### TASK BRIEF
The full listing, reproduced exactly, is what the response must contain.

### RECORDS PROVIDED
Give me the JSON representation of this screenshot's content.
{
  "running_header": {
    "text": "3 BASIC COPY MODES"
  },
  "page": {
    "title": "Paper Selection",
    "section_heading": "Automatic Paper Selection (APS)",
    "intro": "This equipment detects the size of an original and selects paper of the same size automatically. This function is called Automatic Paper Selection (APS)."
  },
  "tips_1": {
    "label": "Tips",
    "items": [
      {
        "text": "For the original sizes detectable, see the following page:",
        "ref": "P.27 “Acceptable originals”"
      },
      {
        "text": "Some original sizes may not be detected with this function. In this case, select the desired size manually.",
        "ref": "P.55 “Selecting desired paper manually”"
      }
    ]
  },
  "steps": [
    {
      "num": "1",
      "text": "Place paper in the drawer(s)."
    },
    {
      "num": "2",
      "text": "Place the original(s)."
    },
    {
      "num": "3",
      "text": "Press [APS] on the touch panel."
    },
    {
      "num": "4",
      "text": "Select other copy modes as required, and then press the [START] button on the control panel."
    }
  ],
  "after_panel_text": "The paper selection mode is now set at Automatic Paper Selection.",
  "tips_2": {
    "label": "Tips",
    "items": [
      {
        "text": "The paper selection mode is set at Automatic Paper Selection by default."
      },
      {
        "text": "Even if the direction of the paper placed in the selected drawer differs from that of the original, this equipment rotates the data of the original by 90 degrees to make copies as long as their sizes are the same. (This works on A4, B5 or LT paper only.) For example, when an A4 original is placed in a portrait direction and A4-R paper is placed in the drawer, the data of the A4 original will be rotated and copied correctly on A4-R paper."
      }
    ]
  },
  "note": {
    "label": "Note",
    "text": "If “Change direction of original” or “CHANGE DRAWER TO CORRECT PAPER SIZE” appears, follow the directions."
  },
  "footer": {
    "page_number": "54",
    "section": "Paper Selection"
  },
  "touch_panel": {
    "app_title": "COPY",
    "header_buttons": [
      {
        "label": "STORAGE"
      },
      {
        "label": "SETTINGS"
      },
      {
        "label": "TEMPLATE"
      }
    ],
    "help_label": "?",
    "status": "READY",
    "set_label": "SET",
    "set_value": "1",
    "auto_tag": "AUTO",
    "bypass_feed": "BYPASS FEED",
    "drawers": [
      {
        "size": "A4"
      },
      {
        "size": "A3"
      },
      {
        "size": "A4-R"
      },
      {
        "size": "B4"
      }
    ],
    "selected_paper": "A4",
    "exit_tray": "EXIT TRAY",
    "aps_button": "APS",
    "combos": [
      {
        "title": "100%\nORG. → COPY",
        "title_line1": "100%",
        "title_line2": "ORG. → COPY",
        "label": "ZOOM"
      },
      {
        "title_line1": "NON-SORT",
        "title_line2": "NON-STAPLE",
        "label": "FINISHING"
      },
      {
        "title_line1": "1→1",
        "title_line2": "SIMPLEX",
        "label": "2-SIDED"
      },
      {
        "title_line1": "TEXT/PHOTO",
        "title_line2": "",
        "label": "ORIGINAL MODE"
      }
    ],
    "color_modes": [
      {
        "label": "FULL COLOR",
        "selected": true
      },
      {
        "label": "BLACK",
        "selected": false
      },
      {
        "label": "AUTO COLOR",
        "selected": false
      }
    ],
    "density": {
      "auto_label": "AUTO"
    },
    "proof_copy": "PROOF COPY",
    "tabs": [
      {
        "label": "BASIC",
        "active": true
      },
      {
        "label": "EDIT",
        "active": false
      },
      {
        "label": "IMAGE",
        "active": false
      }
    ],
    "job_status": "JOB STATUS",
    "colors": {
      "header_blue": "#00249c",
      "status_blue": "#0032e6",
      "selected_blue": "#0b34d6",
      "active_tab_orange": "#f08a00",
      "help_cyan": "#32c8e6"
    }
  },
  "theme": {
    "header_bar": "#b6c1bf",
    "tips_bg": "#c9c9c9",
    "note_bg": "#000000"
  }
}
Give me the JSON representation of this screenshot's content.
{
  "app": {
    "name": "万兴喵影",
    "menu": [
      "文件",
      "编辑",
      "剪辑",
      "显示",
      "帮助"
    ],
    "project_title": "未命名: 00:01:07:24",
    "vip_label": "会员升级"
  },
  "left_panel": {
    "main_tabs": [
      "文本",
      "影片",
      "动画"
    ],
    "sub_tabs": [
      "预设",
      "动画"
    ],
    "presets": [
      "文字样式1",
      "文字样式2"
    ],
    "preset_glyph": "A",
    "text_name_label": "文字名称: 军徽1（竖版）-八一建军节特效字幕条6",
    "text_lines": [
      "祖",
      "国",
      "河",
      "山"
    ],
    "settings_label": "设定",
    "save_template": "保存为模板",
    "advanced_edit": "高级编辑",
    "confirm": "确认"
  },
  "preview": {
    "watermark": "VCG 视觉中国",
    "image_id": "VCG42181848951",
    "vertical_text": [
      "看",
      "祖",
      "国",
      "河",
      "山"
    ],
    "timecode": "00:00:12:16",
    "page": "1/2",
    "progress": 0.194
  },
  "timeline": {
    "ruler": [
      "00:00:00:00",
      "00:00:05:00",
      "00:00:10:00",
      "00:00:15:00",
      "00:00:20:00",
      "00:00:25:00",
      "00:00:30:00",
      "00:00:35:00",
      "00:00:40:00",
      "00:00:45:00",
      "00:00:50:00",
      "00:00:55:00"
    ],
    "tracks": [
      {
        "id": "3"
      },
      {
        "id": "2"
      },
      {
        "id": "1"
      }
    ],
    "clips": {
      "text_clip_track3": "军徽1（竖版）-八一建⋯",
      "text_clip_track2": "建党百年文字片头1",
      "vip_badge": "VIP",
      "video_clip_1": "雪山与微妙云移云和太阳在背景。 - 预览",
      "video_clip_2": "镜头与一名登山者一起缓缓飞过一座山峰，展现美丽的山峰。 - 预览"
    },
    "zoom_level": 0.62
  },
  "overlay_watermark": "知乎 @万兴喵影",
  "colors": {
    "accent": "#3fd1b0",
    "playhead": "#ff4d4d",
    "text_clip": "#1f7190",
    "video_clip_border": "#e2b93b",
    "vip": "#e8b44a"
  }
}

### ANSWER TO THE EXERCISE
Give me the JSON representation of this screenshot's content.
{
  "running_header": {
    "text": "3 BASIC COPY MODES"
  },
  "page": {
    "title": "Paper Selection",
    "section_heading": "Automatic Paper Selection (APS)",
    "intro": "This equipment detects the size of an original and selects paper of the same size automatically. This function is called Automatic Paper Selection (APS)."
  },
  "tips_1": {
    "label": "Tips",
    "items": [
      {
        "text": "For the original sizes detectable, see the following page:",
        "ref": "P.27 “Acceptable originals”"
      },
      {
        "text": "Some original sizes may not be detected with this function. In this case, select the desired size manually.",
        "ref": "P.55 “Selecting desired paper manually”"
      }
    ]
  },
  "steps": [
    {
      "num": "1",
      "text": "Place paper in the drawer(s)."
    },
    {
      "num": "2",
      "text": "Place the original(s)."
    },
    {
      "num": "3",
      "text": "Press [APS] on the touch panel."
    },
    {
      "num": "4",
      "text": "Select other copy modes as required, and then press the [START] button on the control panel."
    }
  ],
  "after_panel_text": "The paper selection mode is now set at Automatic Paper Selection.",
  "tips_2": {
    "label": "Tips",
    "items": [
      {
        "text": "The paper selection mode is set at Automatic Paper Selection by default."
      },
      {
        "text": "Even if the direction of the paper placed in the selected drawer differs from that of the original, this equipment rotates the data of the original by 90 degrees to make copies as long as their sizes are the same. (This works on A4, B5 or LT paper only.) For example, when an A4 original is placed in a portrait direction and A4-R paper is placed in the drawer, the data of the A4 original will be rotated and copied correctly on A4-R paper."
      }
    ]
  },
  "note": {
    "label": "Note",
    "text": "If “Change direction of original” or “CHANGE DRAWER TO CORRECT PAPER SIZE” appears, follow the directions."
  },
  "footer": {
    "page_number": "54",
    "section": "Paper Selection"
  },
  "touch_panel": {
    "app_title": "COPY",
    "header_buttons": [
      {
        "label": "STORAGE"
      },
      {
        "label": "SETTINGS"
      },
      {
        "label": "TEMPLATE"
      }
    ],
    "help_label": "?",
    "status": "READY",
    "set_label": "SET",
    "set_value": "1",
    "auto_tag": "AUTO",
    "bypass_feed": "BYPASS FEED",
    "drawers": [
      {
        "size": "A4"
      },
      {
        "size": "A3"
      },
      {
        "size": "A4-R"
      },
      {
        "size": "B4"
      }
    ],
    "selected_paper": "A4",
    "exit_tray": "EXIT TRAY",
    "aps_button": "APS",
    "combos": [
      {
        "title": "100%\nORG. → COPY",
        "title_line1": "100%",
        "title_line2": "ORG. → COPY",
        "label": "ZOOM"
      },
      {
        "title_line1": "NON-SORT",
        "title_line2": "NON-STAPLE",
        "label": "FINISHING"
      },
      {
        "title_line1": "1→1",
        "title_line2": "SIMPLEX",
        "label": "2-SIDED"
      },
      {
        "title_line1": "TEXT/PHOTO",
        "title_line2": "",
        "label": "ORIGINAL MODE"
      }
    ],
    "color_modes": [
      {
        "label": "FULL COLOR",
        "selected": true
      },
      {
        "label": "BLACK",
        "selected": false
      },
      {
        "label": "AUTO COLOR",
        "selected": false
      }
    ],
    "density": {
      "auto_label": "AUTO"
    },
    "proof_copy": "PROOF COPY",
    "tabs": [
      {
        "label": "BASIC",
        "active": true
      },
      {
        "label": "EDIT",
        "active": false
      },
      {
        "label": "IMAGE",
        "active": false
      }
    ],
    "job_status": "JOB STATUS",
    "colors": {
      "header_blue": "#00249c",
      "status_blue": "#0032e6",
      "selected_blue": "#0b34d6",
      "active_tab_orange": "#f08a00",
      "help_cyan": "#32c8e6"
    }
  },
  "theme": {
    "header_bar": "#b6c1bf",
    "tips_bg": "#c9c9c9",
    "note_bg": "#000000"
  }
}
Give me the JSON representation of this screenshot's content.
{
  "app": {
    "name": "万兴喵影",
    "menu": [
      "文件",
      "编辑",
      "剪辑",
      "显示",
      "帮助"
    ],
    "project_title": "未命名: 00:01:07:24",
    "vip_label": "会员升级"
  },
  "left_panel": {
    "main_tabs": [
      "文本",
      "影片",
      "动画"
    ],
    "sub_tabs": [
      "预设",
      "动画"
    ],
    "presets": [
      "文字样式1",
      "文字样式2"
    ],
    "preset_glyph": "A",
    "text_name_label": "文字名称: 军徽1（竖版）-八一建军节特效字幕条6",
    "text_lines": [
      "祖",
      "国",
      "河",
      "山"
    ],
    "settings_label": "设定",
    "save_template": "保存为模板",
    "advanced_edit": "高级编辑",
    "confirm": "确认"
  },
  "preview": {
    "watermark": "VCG 视觉中国",
    "image_id": "VCG42181848951",
    "vertical_text": [
      "看",
      "祖",
      "国",
      "河",
      "山"
    ],
    "timecode": "00:00:12:16",
    "page": "1/2",
    "progress": 0.194
  },
  "timeline": {
    "ruler": [
      "00:00:00:00",
      "00:00:05:00",
      "00:00:10:00",
      "00:00:15:00",
      "00:00:20:00",
      "00:00:25:00",
      "00:00:30:00",
      "00:00:35:00",
      "00:00:40:00",
      "00:00:45:00",
      "00:00:50:00",
      "00:00:55:00"
    ],
    "tracks": [
      {
        "id": "3"
      },
      {
        "id": "2"
      },
      {
        "id": "1"
      }
    ],
    "clips": {
      "text_clip_track3": "军徽1（竖版）-八一建⋯",
      "text_clip_track2": "建党百年文字片头1",
      "vip_badge": "VIP",
      "video_clip_1": "雪山与微妙云移云和太阳在背景。 - 预览",
      "video_clip_2": "镜头与一名登山者一起缓缓飞过一座山峰，展现美丽的山峰。 - 预览"
    },
    "zoom_level": 0.62
  },
  "overlay_watermark": "知乎 @万兴喵影",
  "colors": {
    "accent": "#3fd1b0",
    "playhead": "#ff4d4d",
    "text_clip": "#1f7190",
    "video_clip_border": "#e2b93b",
    "vip": "#e8b44a"
  }
}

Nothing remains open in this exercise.